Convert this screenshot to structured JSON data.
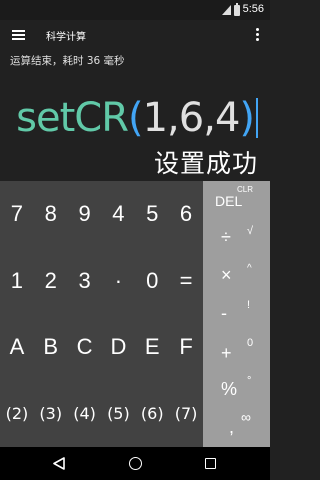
{
  "status_bar": {
    "time": "5:56",
    "icons": [
      "signal-icon",
      "battery-icon"
    ]
  },
  "app_bar": {
    "title": "科学计算",
    "icons": [
      "menu-icon",
      "more-vert-icon"
    ]
  },
  "display": {
    "info": "运算结束，耗时 36 毫秒",
    "expression": {
      "function": "setCR",
      "open_paren": "(",
      "args": "1,6,4",
      "close_paren": ")"
    },
    "result": "设置成功"
  },
  "keypad": {
    "rows": [
      [
        "7",
        "8",
        "9",
        "4",
        "5",
        "6"
      ],
      [
        "1",
        "2",
        "3",
        "·",
        "0",
        "="
      ],
      [
        "A",
        "B",
        "C",
        "D",
        "E",
        "F"
      ],
      [
        "(2)",
        "(3)",
        "(4)",
        "(5)",
        "(6)",
        "(7)"
      ]
    ]
  },
  "operators": [
    {
      "main": "DEL",
      "secondary": "CLR"
    },
    {
      "main": "÷",
      "secondary": "√"
    },
    {
      "main": "×",
      "secondary": "^"
    },
    {
      "main": "-",
      "secondary": "!"
    },
    {
      "main": "+",
      "secondary": "0"
    },
    {
      "main": "%",
      "secondary": "°"
    },
    {
      "main": ",",
      "secondary": "∞"
    }
  ],
  "colors": {
    "function": "#61c9a8",
    "paren": "#42a5f5",
    "keypad_bg": "#424242",
    "ops_bg": "#9e9e9e"
  }
}
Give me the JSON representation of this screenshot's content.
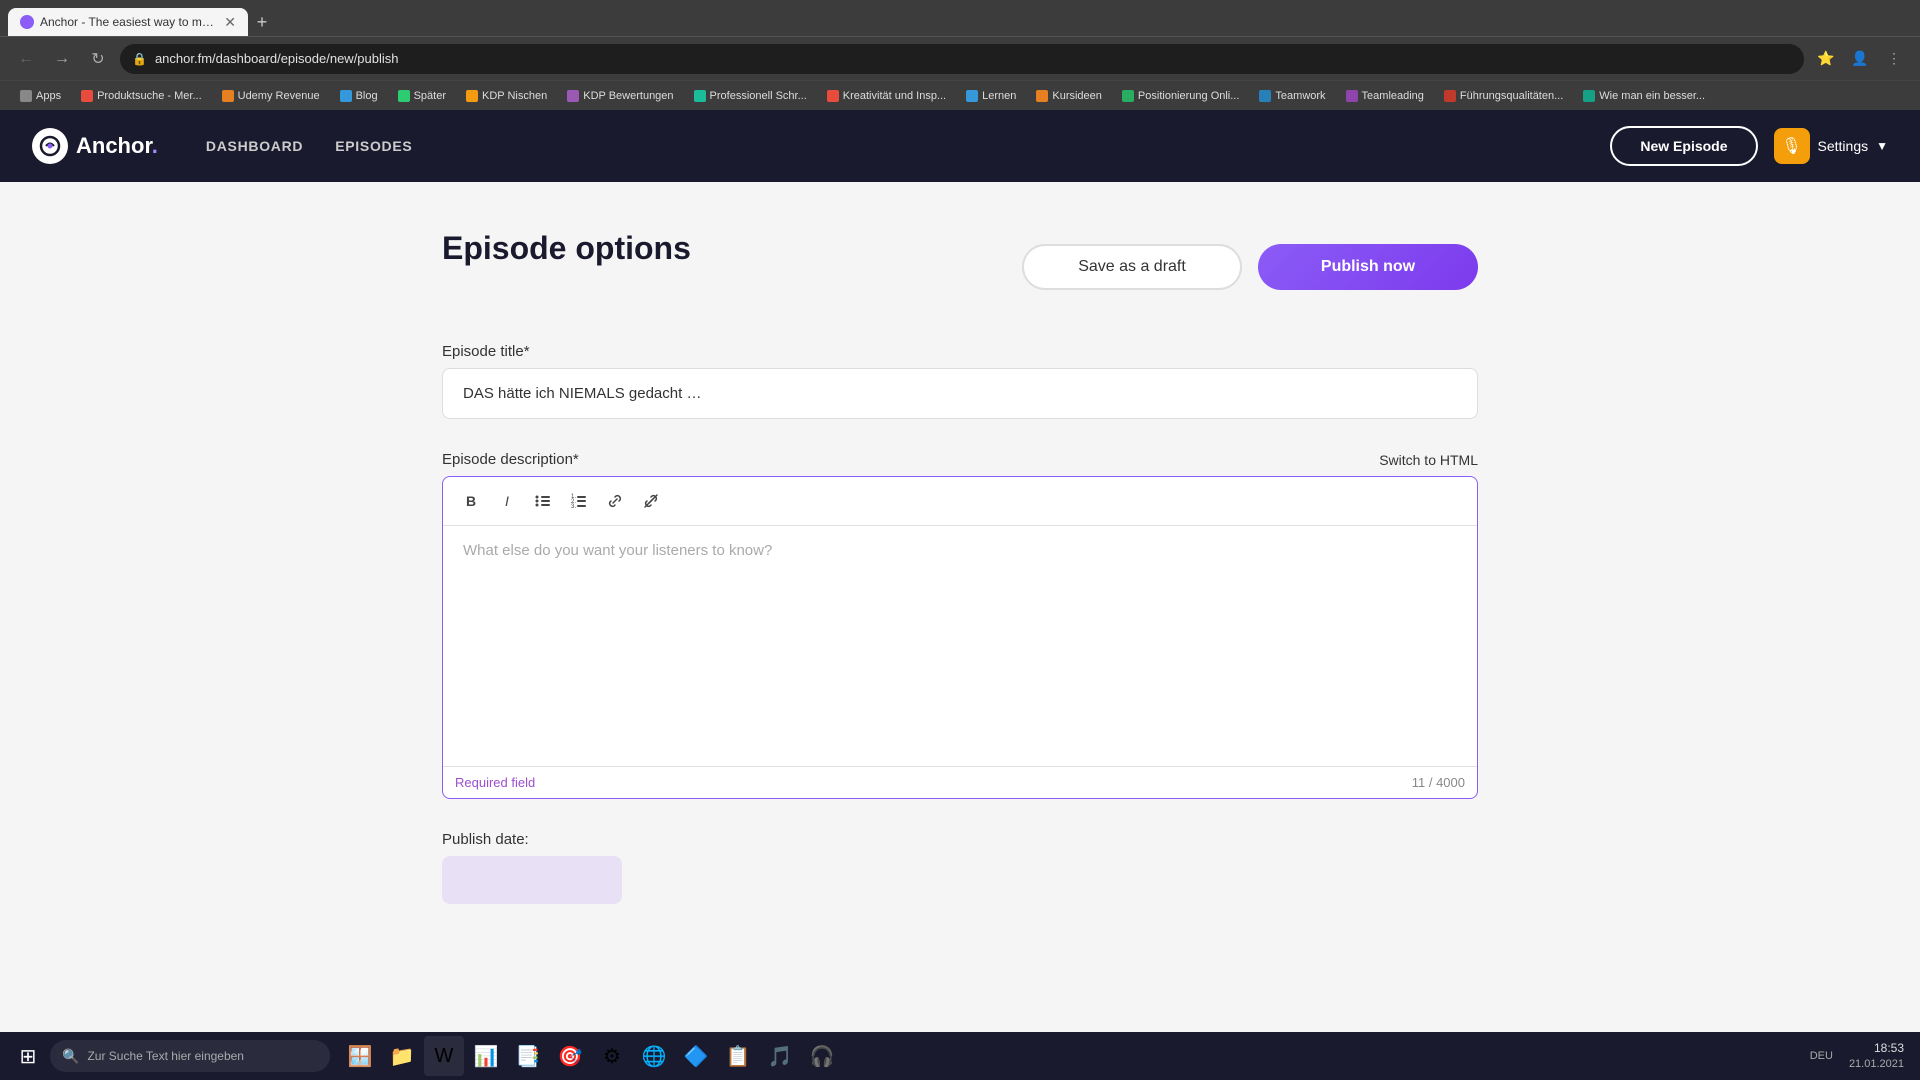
{
  "browser": {
    "tab": {
      "title": "Anchor - The easiest way to mai...",
      "favicon_color": "#8b5cf6"
    },
    "address": "anchor.fm/dashboard/episode/new/publish",
    "bookmarks": [
      {
        "label": "Apps"
      },
      {
        "label": "Produktsuche - Mer..."
      },
      {
        "label": "Udemy Revenue"
      },
      {
        "label": "Blog"
      },
      {
        "label": "Später"
      },
      {
        "label": "KDP Nischen"
      },
      {
        "label": "KDP Bewertungen"
      },
      {
        "label": "Professionell Schr..."
      },
      {
        "label": "Kreativität und Insp..."
      },
      {
        "label": "Lernen"
      },
      {
        "label": "Kursideen"
      },
      {
        "label": "Positionierung Onli..."
      },
      {
        "label": "Teamwork"
      },
      {
        "label": "Teamleading"
      },
      {
        "label": "Führungsqualitäten..."
      },
      {
        "label": "Wie man ein besser..."
      }
    ]
  },
  "navbar": {
    "logo_text": "Anchor",
    "nav_links": [
      {
        "label": "DASHBOARD"
      },
      {
        "label": "EPISODES"
      }
    ],
    "new_episode_label": "New Episode",
    "settings_label": "Settings"
  },
  "page": {
    "title": "Episode options",
    "save_draft_label": "Save as a draft",
    "publish_label": "Publish now"
  },
  "form": {
    "title_label": "Episode title*",
    "title_value": "DAS hätte ich NIEMALS gedacht …",
    "description_label": "Episode description*",
    "switch_html_label": "Switch to HTML",
    "description_placeholder": "What else do you want your listeners to know?",
    "required_field_text": "Required field",
    "char_count": "11 / 4000",
    "publish_date_label": "Publish date:"
  },
  "toolbar": {
    "bold_label": "B",
    "italic_label": "I",
    "unordered_list_label": "≡",
    "ordered_list_label": "≡",
    "link_label": "🔗",
    "unlink_label": "🔗"
  },
  "taskbar": {
    "search_placeholder": "Zur Suche Text hier eingeben",
    "time": "18:53",
    "date": "21.01.2021",
    "lang": "DEU"
  }
}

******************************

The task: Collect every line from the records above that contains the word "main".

Response below:
      "main": "DEL",
      "main": "÷",
      "main": "×",
      "main": "-",
      "main": "+",
      "main": "%",
      "main": ",",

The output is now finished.